### Description of the task
For each line below that holds "title", return the line as it stands.

------

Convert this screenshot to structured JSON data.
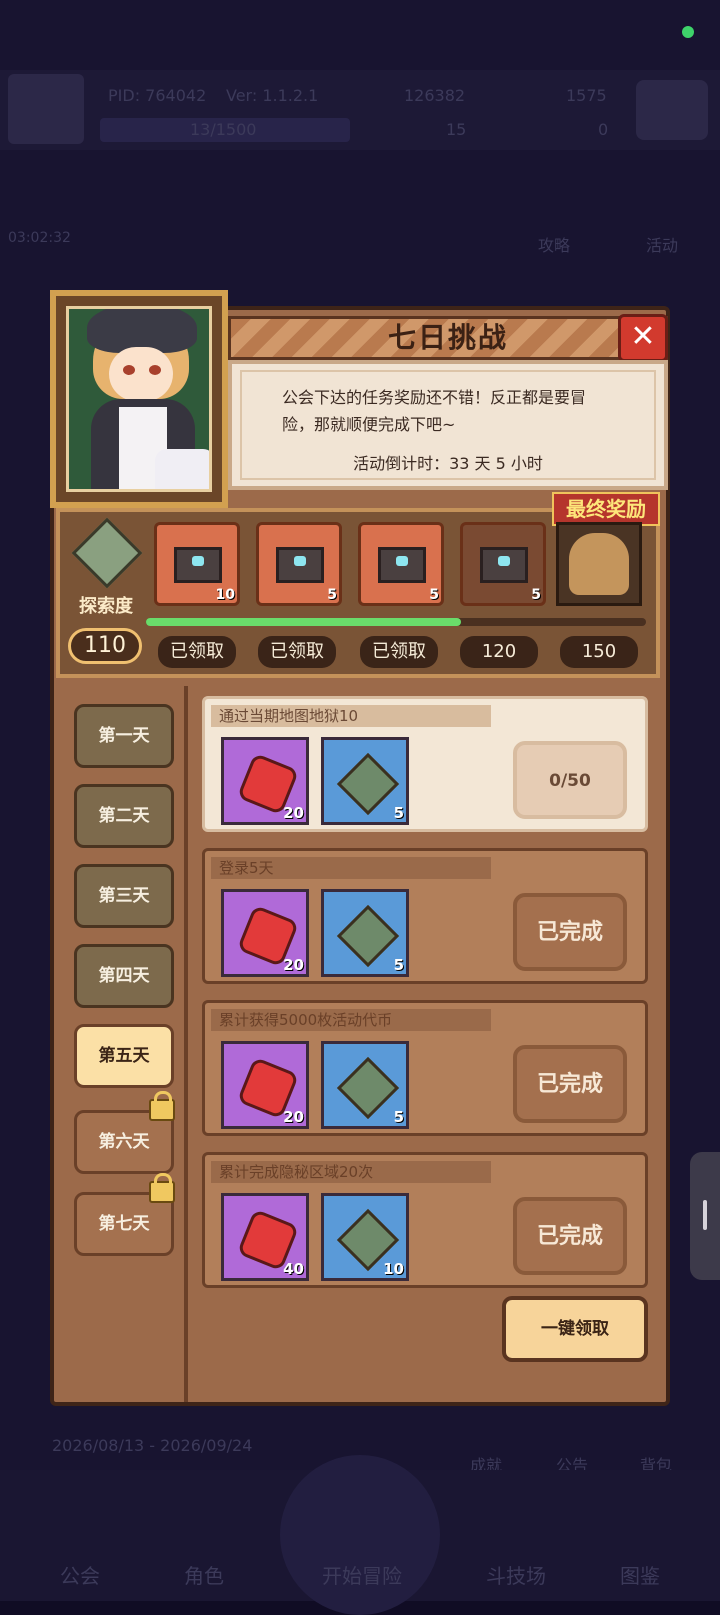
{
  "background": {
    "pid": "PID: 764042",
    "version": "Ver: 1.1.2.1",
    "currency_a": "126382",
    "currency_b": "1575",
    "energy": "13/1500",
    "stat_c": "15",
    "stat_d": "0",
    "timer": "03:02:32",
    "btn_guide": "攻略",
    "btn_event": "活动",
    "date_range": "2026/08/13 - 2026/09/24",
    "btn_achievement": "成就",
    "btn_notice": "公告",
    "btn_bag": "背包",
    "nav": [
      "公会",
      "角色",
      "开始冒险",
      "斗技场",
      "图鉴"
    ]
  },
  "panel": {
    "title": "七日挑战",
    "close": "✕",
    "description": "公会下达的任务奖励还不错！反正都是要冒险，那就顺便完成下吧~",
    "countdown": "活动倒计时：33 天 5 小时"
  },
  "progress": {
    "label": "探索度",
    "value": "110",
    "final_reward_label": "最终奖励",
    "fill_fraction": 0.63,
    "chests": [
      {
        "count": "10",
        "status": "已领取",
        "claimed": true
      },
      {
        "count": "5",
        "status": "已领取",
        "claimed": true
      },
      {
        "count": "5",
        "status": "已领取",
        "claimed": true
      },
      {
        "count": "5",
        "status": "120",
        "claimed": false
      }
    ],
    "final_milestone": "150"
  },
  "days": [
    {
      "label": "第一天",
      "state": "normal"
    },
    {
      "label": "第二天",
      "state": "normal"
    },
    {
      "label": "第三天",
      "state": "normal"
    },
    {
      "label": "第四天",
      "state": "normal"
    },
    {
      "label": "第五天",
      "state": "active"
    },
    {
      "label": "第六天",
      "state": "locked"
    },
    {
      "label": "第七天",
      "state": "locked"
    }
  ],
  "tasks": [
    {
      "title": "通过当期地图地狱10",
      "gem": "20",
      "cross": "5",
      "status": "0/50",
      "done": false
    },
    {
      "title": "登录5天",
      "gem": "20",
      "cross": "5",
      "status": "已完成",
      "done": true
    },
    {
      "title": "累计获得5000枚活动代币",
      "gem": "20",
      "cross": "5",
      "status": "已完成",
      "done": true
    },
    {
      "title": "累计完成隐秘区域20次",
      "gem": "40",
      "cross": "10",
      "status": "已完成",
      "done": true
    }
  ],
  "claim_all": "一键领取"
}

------

### Exercise result
    "title": "七日挑战",
      "title": "通过当期地图地狱10",
      "title": "登录5天",
      "title": "累计获得5000枚活动代币",
      "title": "累计完成隐秘区域20次",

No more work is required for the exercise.